British families that use food banks are reporting "increasing distress and anger" as they see their incomes "catastrophically collapse", according to the chair of the Trussell Trust.
Chris Mould also warned that his charity, which runs a network of food banks in the UK, has seen "very disproportionate decisions" on benefit sanctions "spread right across country".
But Mould decided not to put an estimate on number of food bank users specifically hit by benefit sanctions during the Work and Pensions Committee evidence session.
The Trussell Trust, which runs a network of over 400 UK foodbanks, revealed that the number of people helped by their foodbanks in the first half of the 2014/15 financial year is 38% higher than numbers helped during the same period last year.
More than 492,000 people were given three days' food and support, including 176,565 children, between April and September 2014, compared to 355,982 during same period in previous year.
Problems with the social security system continue to be the biggest overall trigger for foodbank use (45%), of which "benefit delays" accounted for 30% of referrals, and "benefit changes", 15%.
However, a "new emerging trend" is that 22% of those helped were referred because of 'low income' compared to 16% of referrals in the same period last year – in real terms, this means that 51,000 more people were referred to a foodbank due to low income.
The figures come after a report from MPs and the Church of England called on the government to deliver benefits within five working days to help tackle food poverty and decrease the number of people relying on food banks.
The All-Party Parliamentary Inquiry into Hunger in the UK, which is backed by the Archbishop of Canterbury Justin Welby, also recommended that the Department for Work and Pensions introduce a "yellow card" system, where claimants are warned of possible sanctions.
"This report is a serious contribution to an important debate, and recognises that the reasons behind demands for emergency food assistance are complex and frequently overlapping," a Cabinet Office spokesperson said.
"As a country we have enough food to go around, and we agree that it is wrong that anyone should go hungry at the same time as surplus food is going to waste. There is a moral argument as well as a sustainability one to ensure we make the best use of resources.

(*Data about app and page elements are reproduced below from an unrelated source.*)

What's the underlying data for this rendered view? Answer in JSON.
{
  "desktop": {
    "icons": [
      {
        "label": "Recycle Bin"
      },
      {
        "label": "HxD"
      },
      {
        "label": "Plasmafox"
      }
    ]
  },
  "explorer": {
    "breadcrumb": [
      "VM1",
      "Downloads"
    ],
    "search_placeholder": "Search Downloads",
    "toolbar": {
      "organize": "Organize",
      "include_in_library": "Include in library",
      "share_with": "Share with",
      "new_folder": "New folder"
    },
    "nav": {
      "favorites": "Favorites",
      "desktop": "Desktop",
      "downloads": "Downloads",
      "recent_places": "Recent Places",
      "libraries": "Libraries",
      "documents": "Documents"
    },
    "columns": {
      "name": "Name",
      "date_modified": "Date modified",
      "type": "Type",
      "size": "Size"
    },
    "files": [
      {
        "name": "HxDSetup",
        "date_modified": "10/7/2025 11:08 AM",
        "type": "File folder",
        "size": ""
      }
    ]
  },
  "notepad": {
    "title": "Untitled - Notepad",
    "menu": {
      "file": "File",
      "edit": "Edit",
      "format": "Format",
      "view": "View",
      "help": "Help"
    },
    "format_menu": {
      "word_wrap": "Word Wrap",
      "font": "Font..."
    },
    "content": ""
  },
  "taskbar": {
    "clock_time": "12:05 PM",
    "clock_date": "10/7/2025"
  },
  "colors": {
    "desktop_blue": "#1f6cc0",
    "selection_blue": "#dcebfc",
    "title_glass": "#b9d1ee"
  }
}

"While this report outlines important areas for consideration, we should remember that this country has been through the deepest recession in living memory, and sticking to this Government's long-term economic plan is the best way to improve living standards."